Brief =
Give the number of lines in these entries that contain "description", and nothing more.

Records for the task =
--------------------------------

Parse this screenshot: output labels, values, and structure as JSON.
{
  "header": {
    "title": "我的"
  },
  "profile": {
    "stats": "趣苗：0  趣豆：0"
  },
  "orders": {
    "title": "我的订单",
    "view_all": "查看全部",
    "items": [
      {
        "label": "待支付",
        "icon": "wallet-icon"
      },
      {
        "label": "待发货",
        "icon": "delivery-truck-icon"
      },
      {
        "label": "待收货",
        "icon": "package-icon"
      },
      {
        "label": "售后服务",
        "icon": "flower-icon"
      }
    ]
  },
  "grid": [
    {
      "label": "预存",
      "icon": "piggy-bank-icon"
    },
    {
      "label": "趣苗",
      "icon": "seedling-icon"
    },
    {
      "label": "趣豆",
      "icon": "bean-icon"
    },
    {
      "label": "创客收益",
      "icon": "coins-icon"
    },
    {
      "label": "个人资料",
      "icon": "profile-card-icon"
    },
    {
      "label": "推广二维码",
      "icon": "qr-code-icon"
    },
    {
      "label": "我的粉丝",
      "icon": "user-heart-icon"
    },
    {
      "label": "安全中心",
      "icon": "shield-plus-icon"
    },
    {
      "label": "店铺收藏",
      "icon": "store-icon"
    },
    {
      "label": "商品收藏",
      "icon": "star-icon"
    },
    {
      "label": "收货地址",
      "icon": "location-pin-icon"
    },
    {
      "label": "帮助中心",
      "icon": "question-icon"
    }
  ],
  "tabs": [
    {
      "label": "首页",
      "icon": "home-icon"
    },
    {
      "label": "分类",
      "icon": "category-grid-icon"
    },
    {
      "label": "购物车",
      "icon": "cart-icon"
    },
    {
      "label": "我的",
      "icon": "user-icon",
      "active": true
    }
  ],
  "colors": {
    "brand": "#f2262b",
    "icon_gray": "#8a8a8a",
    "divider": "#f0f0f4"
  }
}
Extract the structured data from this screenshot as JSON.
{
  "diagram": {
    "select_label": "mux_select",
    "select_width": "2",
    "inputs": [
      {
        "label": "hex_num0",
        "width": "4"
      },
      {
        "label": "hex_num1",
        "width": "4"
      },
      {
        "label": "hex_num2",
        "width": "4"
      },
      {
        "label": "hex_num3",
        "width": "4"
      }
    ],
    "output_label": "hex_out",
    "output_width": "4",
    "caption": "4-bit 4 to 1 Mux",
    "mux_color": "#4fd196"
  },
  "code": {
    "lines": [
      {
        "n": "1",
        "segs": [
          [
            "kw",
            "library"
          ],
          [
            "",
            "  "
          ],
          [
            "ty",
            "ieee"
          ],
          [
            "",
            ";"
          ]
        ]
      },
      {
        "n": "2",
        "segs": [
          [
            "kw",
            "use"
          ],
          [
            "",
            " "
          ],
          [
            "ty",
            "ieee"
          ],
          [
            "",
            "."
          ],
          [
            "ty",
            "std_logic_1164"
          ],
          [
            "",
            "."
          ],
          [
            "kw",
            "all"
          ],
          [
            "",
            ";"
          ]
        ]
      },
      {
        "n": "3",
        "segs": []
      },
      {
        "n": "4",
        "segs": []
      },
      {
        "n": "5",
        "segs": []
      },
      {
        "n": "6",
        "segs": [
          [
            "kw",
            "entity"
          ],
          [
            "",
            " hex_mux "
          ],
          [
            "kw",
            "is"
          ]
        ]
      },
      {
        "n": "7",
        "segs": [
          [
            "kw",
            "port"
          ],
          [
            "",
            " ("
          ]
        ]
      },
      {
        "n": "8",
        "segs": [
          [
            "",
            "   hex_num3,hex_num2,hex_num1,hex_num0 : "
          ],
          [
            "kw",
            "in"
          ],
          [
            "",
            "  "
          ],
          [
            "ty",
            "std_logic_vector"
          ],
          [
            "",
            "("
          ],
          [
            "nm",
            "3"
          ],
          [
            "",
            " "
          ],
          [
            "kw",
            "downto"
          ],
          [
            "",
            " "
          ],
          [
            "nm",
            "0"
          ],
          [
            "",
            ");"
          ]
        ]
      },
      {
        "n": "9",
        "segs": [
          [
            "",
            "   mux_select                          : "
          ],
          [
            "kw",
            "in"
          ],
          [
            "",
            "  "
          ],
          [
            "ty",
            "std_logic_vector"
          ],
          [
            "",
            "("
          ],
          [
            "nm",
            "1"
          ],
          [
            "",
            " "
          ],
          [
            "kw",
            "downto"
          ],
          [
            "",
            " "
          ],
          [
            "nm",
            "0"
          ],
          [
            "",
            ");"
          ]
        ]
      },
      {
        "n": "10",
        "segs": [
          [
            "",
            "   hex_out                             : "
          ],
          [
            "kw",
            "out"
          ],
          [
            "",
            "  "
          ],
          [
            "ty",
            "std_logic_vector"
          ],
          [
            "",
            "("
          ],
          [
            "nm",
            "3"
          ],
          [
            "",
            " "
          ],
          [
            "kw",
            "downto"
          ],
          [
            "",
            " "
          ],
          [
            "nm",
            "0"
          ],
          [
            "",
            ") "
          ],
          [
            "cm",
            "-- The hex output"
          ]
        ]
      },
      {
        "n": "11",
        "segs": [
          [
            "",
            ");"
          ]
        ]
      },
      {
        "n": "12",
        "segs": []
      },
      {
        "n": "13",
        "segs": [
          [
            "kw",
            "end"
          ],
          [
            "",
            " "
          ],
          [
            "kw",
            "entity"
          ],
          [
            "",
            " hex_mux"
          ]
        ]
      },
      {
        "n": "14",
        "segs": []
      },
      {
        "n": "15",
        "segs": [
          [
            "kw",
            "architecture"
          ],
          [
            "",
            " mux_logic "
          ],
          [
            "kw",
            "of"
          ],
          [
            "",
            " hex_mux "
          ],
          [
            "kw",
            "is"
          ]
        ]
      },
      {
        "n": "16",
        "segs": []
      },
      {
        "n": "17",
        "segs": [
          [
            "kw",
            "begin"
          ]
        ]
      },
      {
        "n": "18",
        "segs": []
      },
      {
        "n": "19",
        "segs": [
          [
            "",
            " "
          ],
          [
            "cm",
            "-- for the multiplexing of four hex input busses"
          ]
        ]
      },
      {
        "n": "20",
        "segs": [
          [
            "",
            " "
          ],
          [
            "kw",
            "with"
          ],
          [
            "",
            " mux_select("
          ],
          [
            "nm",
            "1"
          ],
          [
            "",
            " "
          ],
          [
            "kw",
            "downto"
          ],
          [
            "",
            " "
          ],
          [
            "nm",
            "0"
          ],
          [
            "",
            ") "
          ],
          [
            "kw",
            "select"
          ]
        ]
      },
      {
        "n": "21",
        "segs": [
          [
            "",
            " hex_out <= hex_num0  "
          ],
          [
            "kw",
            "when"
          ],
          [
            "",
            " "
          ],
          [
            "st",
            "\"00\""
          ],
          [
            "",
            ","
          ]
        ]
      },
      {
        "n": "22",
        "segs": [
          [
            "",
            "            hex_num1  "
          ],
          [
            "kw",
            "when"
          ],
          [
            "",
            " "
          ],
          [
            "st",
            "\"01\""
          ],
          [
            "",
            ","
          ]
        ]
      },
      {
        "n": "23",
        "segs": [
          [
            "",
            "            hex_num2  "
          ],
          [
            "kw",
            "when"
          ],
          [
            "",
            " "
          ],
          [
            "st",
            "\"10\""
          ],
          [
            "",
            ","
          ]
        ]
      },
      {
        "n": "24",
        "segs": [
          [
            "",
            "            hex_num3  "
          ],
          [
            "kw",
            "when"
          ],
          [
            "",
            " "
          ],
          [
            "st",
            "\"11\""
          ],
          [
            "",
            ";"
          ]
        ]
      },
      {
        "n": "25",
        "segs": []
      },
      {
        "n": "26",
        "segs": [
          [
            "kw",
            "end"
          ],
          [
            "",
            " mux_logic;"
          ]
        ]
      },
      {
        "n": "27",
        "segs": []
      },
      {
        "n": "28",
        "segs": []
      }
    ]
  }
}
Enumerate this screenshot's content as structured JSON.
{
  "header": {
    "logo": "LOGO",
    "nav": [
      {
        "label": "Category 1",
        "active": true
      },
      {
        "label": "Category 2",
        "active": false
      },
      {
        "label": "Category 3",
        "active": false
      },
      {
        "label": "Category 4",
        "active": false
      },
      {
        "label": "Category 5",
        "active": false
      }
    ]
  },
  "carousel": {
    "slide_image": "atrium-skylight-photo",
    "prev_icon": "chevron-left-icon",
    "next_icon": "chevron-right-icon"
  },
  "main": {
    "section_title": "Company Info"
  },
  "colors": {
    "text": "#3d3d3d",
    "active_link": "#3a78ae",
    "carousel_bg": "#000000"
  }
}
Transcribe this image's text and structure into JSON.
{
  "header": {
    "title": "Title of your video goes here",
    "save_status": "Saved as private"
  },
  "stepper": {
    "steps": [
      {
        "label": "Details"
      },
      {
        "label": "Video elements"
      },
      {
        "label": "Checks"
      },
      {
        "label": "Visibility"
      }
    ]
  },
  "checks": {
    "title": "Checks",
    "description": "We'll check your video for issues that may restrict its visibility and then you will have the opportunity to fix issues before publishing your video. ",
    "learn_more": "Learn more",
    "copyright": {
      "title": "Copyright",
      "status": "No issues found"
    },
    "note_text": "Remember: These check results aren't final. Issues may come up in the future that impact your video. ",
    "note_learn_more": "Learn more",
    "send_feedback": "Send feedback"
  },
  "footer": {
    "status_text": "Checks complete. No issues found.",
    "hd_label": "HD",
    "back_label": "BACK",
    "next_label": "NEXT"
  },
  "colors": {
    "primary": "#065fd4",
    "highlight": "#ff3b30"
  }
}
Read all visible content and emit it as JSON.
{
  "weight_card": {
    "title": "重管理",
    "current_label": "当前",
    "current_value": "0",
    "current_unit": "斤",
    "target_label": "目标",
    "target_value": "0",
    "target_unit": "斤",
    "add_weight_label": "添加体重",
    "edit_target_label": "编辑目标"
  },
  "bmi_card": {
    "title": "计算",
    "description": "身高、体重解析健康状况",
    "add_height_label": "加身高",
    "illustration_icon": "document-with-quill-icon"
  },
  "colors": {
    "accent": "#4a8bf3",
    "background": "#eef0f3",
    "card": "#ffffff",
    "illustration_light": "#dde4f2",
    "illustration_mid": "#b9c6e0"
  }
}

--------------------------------

Result =
2